- S&P to announce South African credit rating decision on June 3
- Government has shown commitment to budget discipline: Gordhan
South Africa’s government has done enough to prevent its debt from being downgraded to junk by S&P Global Ratings and Fitch Ratings Ltd. this month, Finance Minister Pravin Gordhan said.
“I think we’ve done enough to pass the June hurdle,” Gordhan said in an interview with Bloomberg TV in Paris on Wednesday. “In the next six months we have to do more, particularly in terms of implementing what we’ve decided.”
S&P and Fitch both rate South African debt one level above junk. S&P, which has a negative outlook on its BBB- assessment, is due to announce whether it will downgrade the rating on June 3, while Fitch hasn’t said when it will announce the outcome of its review.
Twelve of 13 economists and analysts surveyed by Bloomberg in April said they expected S&P to lower the rating to non-investment grade by the end of this year, with four expecting the downgrade to BB+ to happen this week. That would put South Africa on par with Turkey and Indonesia.
While South Africa is facing difficulties, the three-year budget demonstrates the government’s commitment to fiscal discipline, and it has implemented reforms to tackle energy shortages and other economic constraints, Gordhan said. The nation has been making the right moves at the right time, he said in a panel discussion at the Paris-based Organization for Economic Co-operation and Development earlier on Wednesday.
Gordhan was reappointed in December to the post he held from 2009 until 2014 after President Jacob Zuma backtracked under pressure from business leaders and senior ruling party officials on his decision to replace former finance minister Nhlanhla Nene with a little-known lawmaker.

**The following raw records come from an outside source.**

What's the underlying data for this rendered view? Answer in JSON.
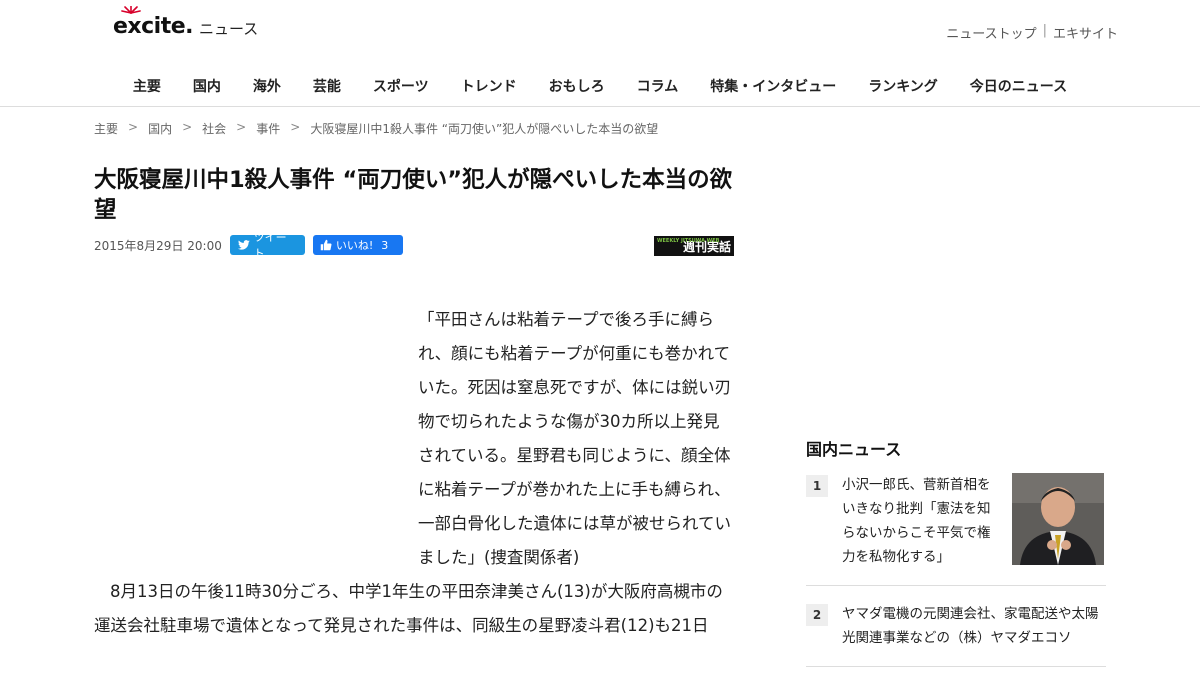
{
  "header": {
    "logo_text": "excite",
    "logo_dot": ".",
    "logo_section": "ニュース",
    "top_links": [
      "ニューストップ",
      "エキサイト"
    ],
    "top_links_sep": "|"
  },
  "nav": {
    "items": [
      "主要",
      "国内",
      "海外",
      "芸能",
      "スポーツ",
      "トレンド",
      "おもしろ",
      "コラム",
      "特集・インタビュー",
      "ランキング",
      "今日のニュース"
    ]
  },
  "breadcrumb": {
    "items": [
      "主要",
      "国内",
      "社会",
      "事件",
      "大阪寝屋川中1殺人事件 “両刀使い”犯人が隠ぺいした本当の欲望"
    ],
    "separator": ">"
  },
  "article": {
    "title": "大阪寝屋川中1殺人事件 “両刀使い”犯人が隠ぺいした本当の欲望",
    "date": "2015年8月29日 20:00",
    "tweet_label": "ツイート",
    "like_label": "いいね!",
    "like_count": "3",
    "source_name": "週刊実話",
    "source_small": "WEEKLY JITSUWA WEB",
    "quote": "「平田さんは粘着テープで後ろ手に縛られ、顔にも粘着テープが何重にも巻かれていた。死因は窒息死ですが、体には鋭い刃物で切られたような傷が30カ所以上発見されている。星野君も同じように、顔全体に粘着テープが巻かれた上に手も縛られ、一部白骨化した遺体には草が被せられていました」(捜査関係者)",
    "body": "8月13日の午後11時30分ごろ、中学1年生の平田奈津美さん(13)が大阪府高槻市の運送会社駐車場で遺体となって発見された事件は、同級生の星野凌斗君(12)も21日"
  },
  "sidebar": {
    "heading": "国内ニュース",
    "items": [
      {
        "rank": "1",
        "text": "小沢一郎氏、菅新首相をいきなり批判「憲法を知らないからこそ平気で権力を私物化する」"
      },
      {
        "rank": "2",
        "text": "ヤマダ電機の元関連会社、家電配送や太陽光関連事業などの（株）ヤマダエコソ"
      }
    ]
  },
  "colors": {
    "twitter": "#1b95e0",
    "facebook": "#1877f2",
    "logo_red": "#d7002b"
  }
}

In his February budget, Gordhan pledged to narrow the fiscal deficit and limit gross debt to 50.5 percent of gross domestic product by 2019 by curbing spending and raising taxes.
“It was calming for the markets that Gordhan was appointed, he is a safe pair of hands,” Jan Friederich, Fitch’s analytical head for the Middle East and Africa, said in a May 26 interview in Lusaka. “But with the developments since then, we are not entirely sure that has completely reinstated the ‘status quo ante’ in terms of allaying the fears that there was a shift in sentiment on the side of the presidency towards fiscal consolidation.”
Gordhan said he has the political backing needed to preserve the country’s investment-grade rating.
“I’m confident we have the space to get things done,” he said. “We’re sometimes a noisy democracy but we are allowed to do what we need to do.”
Moody’s Investors Service affirmed the continent’s most-industrialized economy’s credit rating at Baa2, two levels above junk, on May 6 after putting the nation on review for a downgrade two months earlier, and kept its outlook on the assessment on negative.